(with Stuart Allen and Bob Constable; Cornell University Technical Report;
In Smullyan’s classic book, First-Order Logic, the notion of a
Boolean valuation is central in motivating his analytical tableau
proof system. Smullyan shows that these valuations are unique if they
exist, and then he sketches an existence proof. In addition he
suggests a possible computational procedure for finding a Boolean
valuation, but it is not related to to the existence proof.
A computer scientist would like to see the obvious explicit recursive
algorithm for evaluating propositional formulas and a demonstration
that the algorithm has the properties of a Boolean valuation. Ideally,
the algorithm would be derived from the existence proof. It turns out
to be unexpectedly di±cult to find a natural existence proof from
which the algorithm can be extracted, and it turns out that the
implicit computational content of Smullyan’s argument is not found
where one might expect it.
We show that using the notion of a very dependent function type, it is
possible to specify the Boolean valuation and prove its existence
constructively so that the natural recursive algorithm is extracted
and is known to have the mathematically required properties by virtue
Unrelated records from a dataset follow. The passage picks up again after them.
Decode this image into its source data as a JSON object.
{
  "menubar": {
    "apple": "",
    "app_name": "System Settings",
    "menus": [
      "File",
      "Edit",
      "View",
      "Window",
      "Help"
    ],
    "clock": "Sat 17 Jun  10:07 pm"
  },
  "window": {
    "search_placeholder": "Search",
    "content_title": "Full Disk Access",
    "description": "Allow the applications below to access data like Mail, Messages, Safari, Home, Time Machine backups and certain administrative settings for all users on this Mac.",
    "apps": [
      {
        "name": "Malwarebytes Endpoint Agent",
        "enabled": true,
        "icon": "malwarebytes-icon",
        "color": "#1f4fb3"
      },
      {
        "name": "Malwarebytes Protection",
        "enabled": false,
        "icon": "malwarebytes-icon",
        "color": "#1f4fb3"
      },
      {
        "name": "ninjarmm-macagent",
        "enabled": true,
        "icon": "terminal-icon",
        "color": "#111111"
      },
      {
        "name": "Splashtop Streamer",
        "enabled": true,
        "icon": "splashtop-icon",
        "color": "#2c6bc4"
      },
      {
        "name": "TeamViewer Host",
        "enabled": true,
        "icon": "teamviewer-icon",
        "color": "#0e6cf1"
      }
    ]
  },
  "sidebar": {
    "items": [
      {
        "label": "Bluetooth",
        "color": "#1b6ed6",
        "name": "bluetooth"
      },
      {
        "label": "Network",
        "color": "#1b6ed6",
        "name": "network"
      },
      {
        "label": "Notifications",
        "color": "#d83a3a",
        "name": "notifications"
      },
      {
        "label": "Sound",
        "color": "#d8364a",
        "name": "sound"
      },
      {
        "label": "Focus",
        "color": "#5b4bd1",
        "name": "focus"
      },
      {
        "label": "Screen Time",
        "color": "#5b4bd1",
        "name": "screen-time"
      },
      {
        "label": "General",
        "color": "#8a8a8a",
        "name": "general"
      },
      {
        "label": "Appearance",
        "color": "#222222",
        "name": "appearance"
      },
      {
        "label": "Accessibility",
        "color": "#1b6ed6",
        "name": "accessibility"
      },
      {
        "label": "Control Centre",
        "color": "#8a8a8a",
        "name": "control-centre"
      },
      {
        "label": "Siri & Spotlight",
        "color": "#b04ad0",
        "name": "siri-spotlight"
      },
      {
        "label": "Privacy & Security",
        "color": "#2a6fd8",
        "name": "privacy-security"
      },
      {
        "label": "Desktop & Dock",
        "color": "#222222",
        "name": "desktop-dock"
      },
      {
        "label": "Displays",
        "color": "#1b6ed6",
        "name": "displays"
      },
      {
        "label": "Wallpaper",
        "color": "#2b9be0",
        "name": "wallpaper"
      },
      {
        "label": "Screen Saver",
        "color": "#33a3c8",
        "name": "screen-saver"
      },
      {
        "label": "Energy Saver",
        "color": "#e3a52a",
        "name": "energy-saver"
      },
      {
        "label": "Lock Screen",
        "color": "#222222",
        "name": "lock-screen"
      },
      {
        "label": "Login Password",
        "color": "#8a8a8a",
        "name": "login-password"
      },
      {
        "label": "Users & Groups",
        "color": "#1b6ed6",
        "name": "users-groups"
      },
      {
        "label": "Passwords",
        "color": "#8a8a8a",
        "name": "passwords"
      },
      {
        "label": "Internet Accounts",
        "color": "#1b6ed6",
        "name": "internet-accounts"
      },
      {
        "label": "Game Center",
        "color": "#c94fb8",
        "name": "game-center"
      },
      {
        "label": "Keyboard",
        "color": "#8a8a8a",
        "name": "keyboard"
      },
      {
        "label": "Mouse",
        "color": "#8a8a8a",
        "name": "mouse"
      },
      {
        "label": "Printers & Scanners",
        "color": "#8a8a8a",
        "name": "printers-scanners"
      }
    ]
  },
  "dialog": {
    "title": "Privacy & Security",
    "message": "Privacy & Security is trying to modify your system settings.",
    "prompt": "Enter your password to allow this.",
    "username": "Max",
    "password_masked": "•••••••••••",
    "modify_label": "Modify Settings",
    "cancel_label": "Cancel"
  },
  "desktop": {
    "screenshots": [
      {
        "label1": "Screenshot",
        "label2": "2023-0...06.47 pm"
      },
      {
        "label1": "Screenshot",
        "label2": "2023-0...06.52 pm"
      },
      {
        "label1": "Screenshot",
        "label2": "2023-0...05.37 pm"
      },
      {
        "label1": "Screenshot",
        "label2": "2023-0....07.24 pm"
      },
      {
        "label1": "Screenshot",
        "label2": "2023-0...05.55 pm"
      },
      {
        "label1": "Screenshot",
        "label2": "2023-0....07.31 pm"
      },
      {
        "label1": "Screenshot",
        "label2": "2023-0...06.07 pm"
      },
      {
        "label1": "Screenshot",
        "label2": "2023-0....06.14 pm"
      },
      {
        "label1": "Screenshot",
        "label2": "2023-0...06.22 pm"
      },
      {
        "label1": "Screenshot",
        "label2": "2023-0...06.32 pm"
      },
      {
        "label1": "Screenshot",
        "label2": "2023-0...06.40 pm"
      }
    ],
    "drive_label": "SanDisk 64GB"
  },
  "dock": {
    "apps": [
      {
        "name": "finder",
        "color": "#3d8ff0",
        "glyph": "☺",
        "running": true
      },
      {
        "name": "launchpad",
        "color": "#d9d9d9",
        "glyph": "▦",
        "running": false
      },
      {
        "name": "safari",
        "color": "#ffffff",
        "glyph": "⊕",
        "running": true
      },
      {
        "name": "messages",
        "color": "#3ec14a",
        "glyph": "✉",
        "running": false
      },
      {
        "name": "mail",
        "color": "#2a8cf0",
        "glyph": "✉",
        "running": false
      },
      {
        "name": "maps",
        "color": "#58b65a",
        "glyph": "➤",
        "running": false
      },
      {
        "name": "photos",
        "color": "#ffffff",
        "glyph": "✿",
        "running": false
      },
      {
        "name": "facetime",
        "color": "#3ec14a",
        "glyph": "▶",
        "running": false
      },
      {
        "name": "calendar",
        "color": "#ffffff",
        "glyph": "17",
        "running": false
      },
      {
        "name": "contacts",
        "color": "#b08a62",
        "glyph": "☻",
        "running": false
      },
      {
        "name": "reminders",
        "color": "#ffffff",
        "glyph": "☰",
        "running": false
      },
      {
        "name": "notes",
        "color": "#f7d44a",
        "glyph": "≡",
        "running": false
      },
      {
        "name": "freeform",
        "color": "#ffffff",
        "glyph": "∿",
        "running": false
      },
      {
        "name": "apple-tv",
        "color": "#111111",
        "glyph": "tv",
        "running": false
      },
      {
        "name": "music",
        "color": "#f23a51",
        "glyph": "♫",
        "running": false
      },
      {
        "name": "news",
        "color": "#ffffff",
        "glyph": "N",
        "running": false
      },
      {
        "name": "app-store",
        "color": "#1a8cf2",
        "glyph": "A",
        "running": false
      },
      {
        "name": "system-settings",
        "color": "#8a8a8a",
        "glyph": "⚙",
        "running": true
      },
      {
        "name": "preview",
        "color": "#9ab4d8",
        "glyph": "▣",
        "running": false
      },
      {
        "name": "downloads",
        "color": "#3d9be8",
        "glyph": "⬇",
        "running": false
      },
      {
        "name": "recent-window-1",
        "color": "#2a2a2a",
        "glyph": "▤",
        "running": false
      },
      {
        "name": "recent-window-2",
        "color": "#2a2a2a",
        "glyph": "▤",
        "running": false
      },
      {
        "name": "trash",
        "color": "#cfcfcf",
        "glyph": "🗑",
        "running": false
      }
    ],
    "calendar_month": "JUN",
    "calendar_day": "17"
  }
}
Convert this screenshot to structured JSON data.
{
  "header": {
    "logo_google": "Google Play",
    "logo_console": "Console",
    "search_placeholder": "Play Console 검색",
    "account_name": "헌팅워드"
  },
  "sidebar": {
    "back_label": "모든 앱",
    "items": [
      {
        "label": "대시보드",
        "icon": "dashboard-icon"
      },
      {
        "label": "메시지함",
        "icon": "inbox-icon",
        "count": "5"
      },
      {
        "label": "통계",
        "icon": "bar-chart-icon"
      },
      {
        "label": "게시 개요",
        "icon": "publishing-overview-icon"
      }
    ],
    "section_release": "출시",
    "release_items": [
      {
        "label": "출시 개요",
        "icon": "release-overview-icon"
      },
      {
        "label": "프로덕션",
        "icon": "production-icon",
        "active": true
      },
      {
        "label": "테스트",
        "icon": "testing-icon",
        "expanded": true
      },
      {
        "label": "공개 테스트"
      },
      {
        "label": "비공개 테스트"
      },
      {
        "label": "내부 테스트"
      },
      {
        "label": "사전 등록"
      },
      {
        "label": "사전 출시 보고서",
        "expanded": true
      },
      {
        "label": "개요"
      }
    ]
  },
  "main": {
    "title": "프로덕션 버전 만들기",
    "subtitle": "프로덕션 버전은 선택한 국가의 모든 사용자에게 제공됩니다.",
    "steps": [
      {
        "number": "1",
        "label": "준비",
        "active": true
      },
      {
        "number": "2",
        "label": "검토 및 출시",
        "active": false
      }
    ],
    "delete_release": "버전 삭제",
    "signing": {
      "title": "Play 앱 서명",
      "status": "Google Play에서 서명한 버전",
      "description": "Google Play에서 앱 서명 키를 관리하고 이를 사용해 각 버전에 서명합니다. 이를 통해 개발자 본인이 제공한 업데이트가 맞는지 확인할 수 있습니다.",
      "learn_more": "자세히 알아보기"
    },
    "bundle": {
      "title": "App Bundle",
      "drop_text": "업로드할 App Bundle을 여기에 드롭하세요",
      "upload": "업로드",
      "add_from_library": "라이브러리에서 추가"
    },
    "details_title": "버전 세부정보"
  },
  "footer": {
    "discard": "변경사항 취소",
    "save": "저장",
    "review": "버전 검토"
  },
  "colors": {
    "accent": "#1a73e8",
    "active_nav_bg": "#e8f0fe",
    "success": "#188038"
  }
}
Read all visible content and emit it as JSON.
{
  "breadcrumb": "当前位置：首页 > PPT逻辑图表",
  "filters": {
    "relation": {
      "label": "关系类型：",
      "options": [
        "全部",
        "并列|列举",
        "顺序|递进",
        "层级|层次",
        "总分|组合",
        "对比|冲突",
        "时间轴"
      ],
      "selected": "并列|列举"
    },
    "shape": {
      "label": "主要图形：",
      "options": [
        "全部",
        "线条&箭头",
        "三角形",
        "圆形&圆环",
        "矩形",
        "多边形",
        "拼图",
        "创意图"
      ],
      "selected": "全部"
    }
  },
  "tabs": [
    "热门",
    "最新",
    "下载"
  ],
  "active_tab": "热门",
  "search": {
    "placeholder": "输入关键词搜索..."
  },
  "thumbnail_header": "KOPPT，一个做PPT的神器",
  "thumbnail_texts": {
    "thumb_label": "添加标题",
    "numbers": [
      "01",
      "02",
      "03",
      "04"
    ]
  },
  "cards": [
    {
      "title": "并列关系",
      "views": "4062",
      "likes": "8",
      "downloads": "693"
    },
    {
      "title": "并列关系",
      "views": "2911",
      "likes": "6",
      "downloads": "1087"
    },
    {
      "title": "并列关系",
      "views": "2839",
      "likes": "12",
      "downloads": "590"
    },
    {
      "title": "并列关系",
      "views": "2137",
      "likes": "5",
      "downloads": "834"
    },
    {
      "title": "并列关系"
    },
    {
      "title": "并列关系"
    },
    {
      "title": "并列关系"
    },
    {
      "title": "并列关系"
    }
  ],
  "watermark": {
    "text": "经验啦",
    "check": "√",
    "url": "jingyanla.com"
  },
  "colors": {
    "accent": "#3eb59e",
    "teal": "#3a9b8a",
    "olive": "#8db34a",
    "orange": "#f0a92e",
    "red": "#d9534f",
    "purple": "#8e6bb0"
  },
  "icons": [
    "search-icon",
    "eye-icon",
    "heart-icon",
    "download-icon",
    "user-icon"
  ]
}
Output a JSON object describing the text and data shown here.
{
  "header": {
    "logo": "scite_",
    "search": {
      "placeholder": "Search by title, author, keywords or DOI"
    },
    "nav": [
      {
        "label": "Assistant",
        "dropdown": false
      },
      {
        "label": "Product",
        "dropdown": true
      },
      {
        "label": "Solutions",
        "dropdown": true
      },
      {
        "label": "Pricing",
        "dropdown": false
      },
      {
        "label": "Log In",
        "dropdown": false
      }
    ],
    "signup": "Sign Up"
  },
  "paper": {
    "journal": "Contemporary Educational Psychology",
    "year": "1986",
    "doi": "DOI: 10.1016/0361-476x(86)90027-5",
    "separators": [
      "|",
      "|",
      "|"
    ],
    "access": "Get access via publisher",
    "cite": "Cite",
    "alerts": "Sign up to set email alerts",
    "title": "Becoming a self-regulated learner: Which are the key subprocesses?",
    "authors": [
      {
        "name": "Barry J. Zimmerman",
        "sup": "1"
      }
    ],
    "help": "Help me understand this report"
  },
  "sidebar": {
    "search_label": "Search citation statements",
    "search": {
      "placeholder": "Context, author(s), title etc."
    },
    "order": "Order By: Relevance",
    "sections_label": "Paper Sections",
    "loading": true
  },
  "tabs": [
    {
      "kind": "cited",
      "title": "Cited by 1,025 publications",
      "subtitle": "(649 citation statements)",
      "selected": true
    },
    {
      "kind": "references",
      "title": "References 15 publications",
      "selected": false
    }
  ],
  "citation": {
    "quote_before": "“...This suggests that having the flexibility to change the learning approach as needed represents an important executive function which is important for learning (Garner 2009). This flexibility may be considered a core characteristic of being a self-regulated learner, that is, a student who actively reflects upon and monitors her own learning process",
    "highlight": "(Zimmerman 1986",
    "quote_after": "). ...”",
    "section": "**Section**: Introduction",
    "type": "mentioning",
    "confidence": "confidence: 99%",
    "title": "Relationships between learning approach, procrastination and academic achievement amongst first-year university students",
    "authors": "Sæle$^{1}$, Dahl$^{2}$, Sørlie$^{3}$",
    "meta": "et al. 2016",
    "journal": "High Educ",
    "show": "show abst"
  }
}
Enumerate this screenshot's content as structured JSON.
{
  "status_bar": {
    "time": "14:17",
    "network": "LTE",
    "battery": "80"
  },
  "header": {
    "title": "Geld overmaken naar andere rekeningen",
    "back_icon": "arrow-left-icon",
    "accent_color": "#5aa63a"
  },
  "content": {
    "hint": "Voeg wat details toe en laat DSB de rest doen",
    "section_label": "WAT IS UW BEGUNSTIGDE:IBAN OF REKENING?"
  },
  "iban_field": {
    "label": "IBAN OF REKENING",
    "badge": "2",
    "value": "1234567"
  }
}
of its construction. We illustrate all of these points using the Nuprl
proof development system.